One big purpose of a value statement is to encourage some behaviors throughout the company and discourage others. This value statement was not accomplishing that goal.

Time for a do-over.

By October, Newby was becoming convinced that the company's value statement needed already needed an overhaul. Over the holidays, she began writing down the behaviors she wanted to encourage at Crimson Hexagon, the kind that would make the company strong for the long term. Then came the hard part: She had to break it to her team.

"They were pissed off at me," she says frankly. "But I talked one-on-one with a lot of people. We had done all this work as a company mapping out our four pillars that it was worth unraveling them a little big and going deeper."

Working with her executive team, she established a second set of values that she believes will serve the company much better:

1. Be professional.

This reflects how the company should interact with its customers and the rest of the world, and how the people who work there should behave for the company's continued success.  "People know when they are being professional and when they are not, but sometimes they need to have a reminder to fall back on when reflecting on something that went wrong," Newby explains.

2. Be humble.

"To me, this is all about learning," Newby says. "Never let your ego get in the way of your ability to learn. Don't be afraid to say you don't understand." The moment you think you know everything you need to, you're in trouble.

3. Be human.

This is how employees should behave when they're at work, how they treat each other and customers and it's fundamentally important, Newby says. "I started thinking about what makes people happy at work, and I think it's having really good relationships. When you screw something up, often it's over a relationship at work." Being human also means having a life and relationships outside of work, she adds. "We need to acknowledge the full lives our people are living."

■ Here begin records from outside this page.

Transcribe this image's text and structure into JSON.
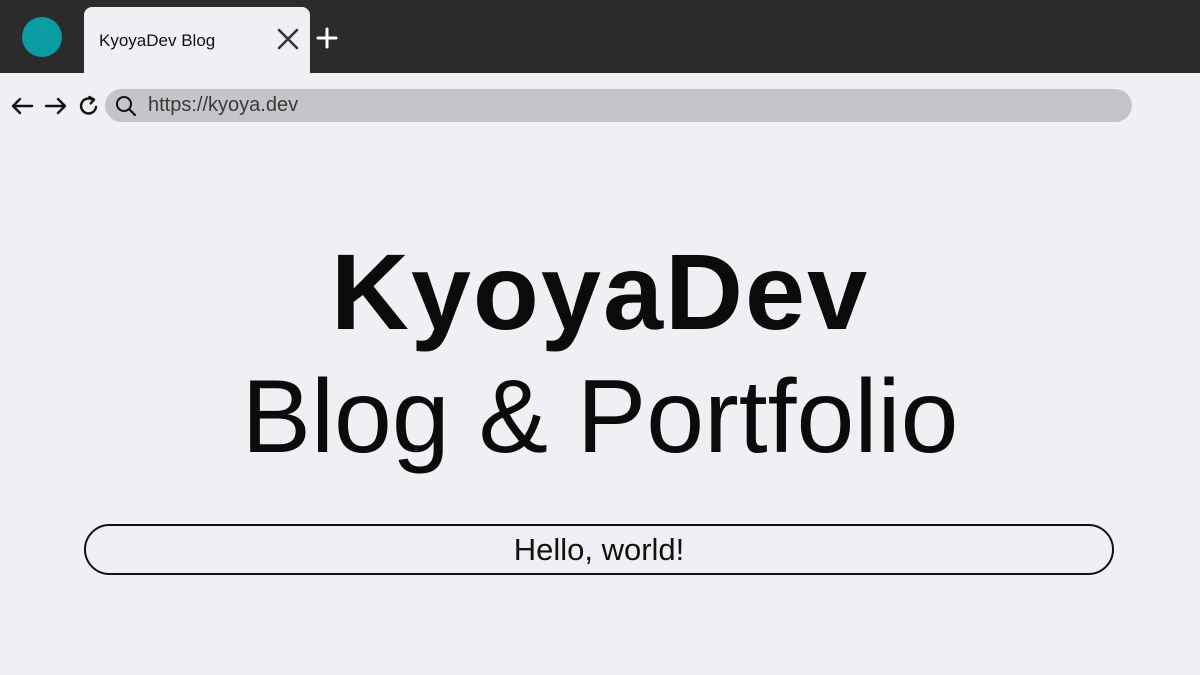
{
  "browser": {
    "tab": {
      "title": "KyoyaDev Blog"
    },
    "address_bar": {
      "url": "https://kyoya.dev"
    },
    "icons": {
      "favicon": "teal-circle",
      "close": "close-icon",
      "new_tab": "plus-icon",
      "back": "arrow-left-icon",
      "forward": "arrow-right-icon",
      "reload": "reload-icon",
      "search": "search-icon"
    },
    "colors": {
      "favicon": "#0a9ba3",
      "titlebar": "#2b2b2b",
      "page_bg": "#eff0f3",
      "address_bar_bg": "#c4c5c8"
    }
  },
  "page": {
    "title": "KyoyaDev",
    "subtitle": "Blog & Portfolio",
    "greeting": "Hello, world!"
  }
}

These values inform Crimson Hexagon's hiring. "In the end, it's not that difficult--we are simply looking for two things: happy people and learning people. Our values can remind us what we are looking for," Newby explains. "I want to be a company where people don't have to come in perfect, but they're humble and willing to learn more," she adds. This also means that, when you have people whose behavior doesn't align with the company's values, even if they are high performers at their jobs, they must either change their ways or leave. 

Newby and the executive team have only recently rolled out the new values to the company. "Now I want to have lunches where we talk about the dos and don'ts," she says. The next step will be a recognition program to reward employees who exemplify these values.

It's too early yet to know what the results of the new values will be. In the meantime, what do you think? Will the new values be more effective than the old ones?